Azure spot instance options

5. Use Azure Hybrid Benefit

If you are provisioning Windows server based VMs on Azure, you can save up to 49% by using your own Windows server licences. This hybrid benefit can be selected during the creation of Windows server VMs.

Azure hybrid benefit

6. Use Reserved Azure VM Instance

Azure provides 4 different pricing options for virtual machines. These options ordered from high cost to low cost are pay as you go, 1 year reserved instances, 3 year reserved instances and spot instances. Please note that some options are available only to Azure customers in specific regions. For example, VM reservation for 1 year or 3 years is not available for Indian customers. Following are monthly prices for a sample VM for each option in the West Europe region (since prices also depend on the region). VM Type selected is Standard D4s V3 - 4vCPU and 16GB,

  • Pay as you go option - $175
  • 1 year VM reservation - $152 (13% discount)
  • 3 years VM reservation - $120 (31% discount)
  • Azure spot instance - $26 (85% discount)

If you are using a large pool of VMs, it is better to use a mixed reservation approach - you can reserve some for 3 years, some for short term 1 year and keep some unreserved if you plan to do some optimisations to reduce VM instances. See this page for various Azure VM pricing options.

7. Use Auto Shutdown Feature for VM

Azure has a simple shutdown feature which can be configured to enable auto shutdown of a virtual machine at a specified time. This is quite useful for machines that are needed during work hours only. Even if you forget to switch off the VM after your work, the auto shutdown can kick in and turn off the machine. Auto shutdown feature is available for a VM under the Operations section on the left of the VM configuration page.

Azure auto shutdown

Sometimes you want your VM to be running for a specific time duration only. For example, you may need your machine running only between 9AM and 11AM. In such cases you can set up automation tasks for starting and stopping VMs. Use the Tasks link under the Automation section available on the left of the VM configuration page.

Azure auto startup

8. Reduce Cost by Using a Smaller VM OS Disk

When an Azure VM instance is created using the portal, you can only specify the type of disk (HDD or SSD) but not the size of the disk. Many OS images create disks of 128GB size and these also add to the cost of the VM. Hence one way to reduce the cost is to use a lower size OS disk. However, this option is not available on the portal, and hence you need to use PowerShell command or Azure CLI command to use a custom sized OS disk. Alternatively, you can create the VM from the portal and then reduce the OS disk size using the CLI.

9. Use Azure Advisor to Monitor Cost Reduction Opportunities

When you have a large number of resources under your Azure tenant, it is easy to miss cost optimisation options. In such cases, it is important to monitor cost reduction recommendations provided by Azure Advisor. Azure advisor has a separate section on cost recommendations and is capable of providing VM cost recommendations such as reservation options and reduction of VM size based on historic CPU usage.

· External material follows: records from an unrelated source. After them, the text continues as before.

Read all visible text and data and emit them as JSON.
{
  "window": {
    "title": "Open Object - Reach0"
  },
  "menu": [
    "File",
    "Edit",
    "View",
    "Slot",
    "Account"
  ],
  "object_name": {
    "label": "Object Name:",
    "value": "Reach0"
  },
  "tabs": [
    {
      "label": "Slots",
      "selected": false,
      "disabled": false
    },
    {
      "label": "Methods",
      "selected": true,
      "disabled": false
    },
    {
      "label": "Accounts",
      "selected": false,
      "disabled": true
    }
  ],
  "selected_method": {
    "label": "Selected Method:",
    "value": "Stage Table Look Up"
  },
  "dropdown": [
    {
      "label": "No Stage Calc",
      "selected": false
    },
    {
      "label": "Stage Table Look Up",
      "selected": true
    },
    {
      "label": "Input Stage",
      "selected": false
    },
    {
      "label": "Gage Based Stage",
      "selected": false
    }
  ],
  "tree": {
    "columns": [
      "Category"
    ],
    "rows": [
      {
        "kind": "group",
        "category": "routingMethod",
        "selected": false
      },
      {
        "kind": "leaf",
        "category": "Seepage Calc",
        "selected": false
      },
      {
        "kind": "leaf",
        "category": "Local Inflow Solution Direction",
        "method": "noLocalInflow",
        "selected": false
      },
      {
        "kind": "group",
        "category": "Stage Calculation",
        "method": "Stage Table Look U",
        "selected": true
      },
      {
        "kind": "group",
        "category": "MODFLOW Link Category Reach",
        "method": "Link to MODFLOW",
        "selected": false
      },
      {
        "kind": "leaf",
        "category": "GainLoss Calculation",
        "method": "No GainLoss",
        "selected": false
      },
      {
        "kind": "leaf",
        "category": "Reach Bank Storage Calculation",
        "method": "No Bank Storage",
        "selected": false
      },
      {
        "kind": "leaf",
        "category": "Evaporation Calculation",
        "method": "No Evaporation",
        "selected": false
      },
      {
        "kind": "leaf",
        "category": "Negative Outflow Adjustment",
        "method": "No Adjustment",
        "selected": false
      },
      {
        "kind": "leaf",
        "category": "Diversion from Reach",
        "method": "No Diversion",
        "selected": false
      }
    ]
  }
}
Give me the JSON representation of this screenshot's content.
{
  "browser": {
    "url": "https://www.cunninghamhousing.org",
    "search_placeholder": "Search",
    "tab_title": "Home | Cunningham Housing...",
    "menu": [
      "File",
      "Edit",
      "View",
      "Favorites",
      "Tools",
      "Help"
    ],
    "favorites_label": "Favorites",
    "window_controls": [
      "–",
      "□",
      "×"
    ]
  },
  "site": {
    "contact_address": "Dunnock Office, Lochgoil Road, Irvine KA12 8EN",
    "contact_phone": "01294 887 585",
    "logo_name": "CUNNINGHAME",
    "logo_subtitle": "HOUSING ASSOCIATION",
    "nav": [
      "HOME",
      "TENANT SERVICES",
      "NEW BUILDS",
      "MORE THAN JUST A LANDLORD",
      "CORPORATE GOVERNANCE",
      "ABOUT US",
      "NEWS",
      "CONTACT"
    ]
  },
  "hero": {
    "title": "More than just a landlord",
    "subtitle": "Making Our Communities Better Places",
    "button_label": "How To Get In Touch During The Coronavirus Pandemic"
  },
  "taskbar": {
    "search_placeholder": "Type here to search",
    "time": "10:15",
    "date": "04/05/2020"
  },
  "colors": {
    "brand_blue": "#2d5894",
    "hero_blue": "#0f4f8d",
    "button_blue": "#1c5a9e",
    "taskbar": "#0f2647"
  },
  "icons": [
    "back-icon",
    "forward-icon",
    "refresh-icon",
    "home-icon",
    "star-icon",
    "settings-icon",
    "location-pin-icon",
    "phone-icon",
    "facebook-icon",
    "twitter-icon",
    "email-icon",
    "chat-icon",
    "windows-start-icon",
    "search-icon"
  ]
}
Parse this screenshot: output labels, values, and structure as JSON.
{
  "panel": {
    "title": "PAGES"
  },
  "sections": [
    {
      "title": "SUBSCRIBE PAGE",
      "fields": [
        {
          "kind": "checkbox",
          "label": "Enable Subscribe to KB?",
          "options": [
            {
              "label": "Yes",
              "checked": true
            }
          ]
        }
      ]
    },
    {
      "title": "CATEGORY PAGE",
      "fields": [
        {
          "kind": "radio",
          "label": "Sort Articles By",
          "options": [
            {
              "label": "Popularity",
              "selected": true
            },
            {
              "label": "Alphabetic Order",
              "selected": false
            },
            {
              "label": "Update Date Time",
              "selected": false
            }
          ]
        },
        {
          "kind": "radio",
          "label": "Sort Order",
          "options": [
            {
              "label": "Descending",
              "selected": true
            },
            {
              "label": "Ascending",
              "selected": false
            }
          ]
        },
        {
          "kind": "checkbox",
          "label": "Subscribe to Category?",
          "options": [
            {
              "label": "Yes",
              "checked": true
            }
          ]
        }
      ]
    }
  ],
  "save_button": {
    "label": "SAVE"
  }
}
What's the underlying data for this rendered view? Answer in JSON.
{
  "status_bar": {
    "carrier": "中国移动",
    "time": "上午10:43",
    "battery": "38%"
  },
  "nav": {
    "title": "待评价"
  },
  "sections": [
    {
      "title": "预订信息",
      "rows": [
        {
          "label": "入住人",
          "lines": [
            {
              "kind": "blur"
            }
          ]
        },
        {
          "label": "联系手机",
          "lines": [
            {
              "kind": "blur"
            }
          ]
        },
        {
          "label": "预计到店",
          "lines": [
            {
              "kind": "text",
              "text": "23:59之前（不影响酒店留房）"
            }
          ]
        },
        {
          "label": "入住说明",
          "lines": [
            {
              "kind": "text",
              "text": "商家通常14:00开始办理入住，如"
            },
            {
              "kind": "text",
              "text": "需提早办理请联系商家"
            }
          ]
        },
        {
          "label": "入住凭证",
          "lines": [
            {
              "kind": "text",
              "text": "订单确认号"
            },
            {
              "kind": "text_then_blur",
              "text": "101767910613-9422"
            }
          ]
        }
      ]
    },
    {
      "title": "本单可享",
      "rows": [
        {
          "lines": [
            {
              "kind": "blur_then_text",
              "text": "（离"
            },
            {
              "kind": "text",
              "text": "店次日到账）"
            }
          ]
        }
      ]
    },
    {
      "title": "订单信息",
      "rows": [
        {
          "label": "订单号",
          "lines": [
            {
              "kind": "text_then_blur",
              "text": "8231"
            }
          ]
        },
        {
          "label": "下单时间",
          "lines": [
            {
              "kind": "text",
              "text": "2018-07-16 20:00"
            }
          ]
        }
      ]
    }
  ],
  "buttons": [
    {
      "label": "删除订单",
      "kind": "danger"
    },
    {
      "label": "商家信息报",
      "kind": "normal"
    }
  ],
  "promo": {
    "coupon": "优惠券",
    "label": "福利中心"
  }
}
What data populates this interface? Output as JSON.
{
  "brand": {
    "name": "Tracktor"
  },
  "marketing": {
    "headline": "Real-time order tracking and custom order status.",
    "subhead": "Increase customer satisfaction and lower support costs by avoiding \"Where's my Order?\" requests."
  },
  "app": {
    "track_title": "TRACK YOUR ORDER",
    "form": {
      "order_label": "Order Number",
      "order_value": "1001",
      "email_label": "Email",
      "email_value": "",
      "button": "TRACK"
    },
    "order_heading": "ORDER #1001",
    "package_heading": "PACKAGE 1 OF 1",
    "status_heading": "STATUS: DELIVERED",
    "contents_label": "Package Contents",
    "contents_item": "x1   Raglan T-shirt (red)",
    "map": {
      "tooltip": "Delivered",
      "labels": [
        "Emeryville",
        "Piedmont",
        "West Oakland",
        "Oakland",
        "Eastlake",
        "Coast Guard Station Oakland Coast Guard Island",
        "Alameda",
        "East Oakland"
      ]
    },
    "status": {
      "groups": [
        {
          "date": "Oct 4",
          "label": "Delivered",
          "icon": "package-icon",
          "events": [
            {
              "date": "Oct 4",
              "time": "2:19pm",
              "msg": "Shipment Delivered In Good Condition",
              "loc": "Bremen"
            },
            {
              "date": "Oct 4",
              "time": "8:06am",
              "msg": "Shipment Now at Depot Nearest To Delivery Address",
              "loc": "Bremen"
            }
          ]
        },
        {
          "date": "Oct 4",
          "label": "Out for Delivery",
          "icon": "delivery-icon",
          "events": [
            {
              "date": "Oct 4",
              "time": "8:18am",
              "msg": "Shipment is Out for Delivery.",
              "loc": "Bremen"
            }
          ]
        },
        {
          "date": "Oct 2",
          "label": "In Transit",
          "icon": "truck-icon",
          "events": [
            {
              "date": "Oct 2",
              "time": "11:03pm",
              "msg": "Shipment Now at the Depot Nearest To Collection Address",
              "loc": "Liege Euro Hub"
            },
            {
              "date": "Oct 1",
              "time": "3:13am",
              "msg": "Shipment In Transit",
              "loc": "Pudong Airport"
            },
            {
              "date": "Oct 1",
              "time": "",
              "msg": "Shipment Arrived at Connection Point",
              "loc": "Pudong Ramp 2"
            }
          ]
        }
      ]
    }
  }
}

If you are part of a large organisation with a large set of Azure resources, it is important to have a weekly monitoring cost KPI driven by Azure cost Advisor.

Azure cost advisor

10. Analyse your VM Cost Breakdown for Optimising Cost

An Azure VM provisioned usually has the following additional infrastructural components.

  • OS Disk and Data disk attached to the VM
  • Any public IP attached to the VM
  • Networking traffic on VM network interface such as cost of network peering

Each of these components can incur additional cost over and above the VM cost. So it is recommended to analyse the cost incurred by these VM components in Azure portal periodically to further optimise VM cost.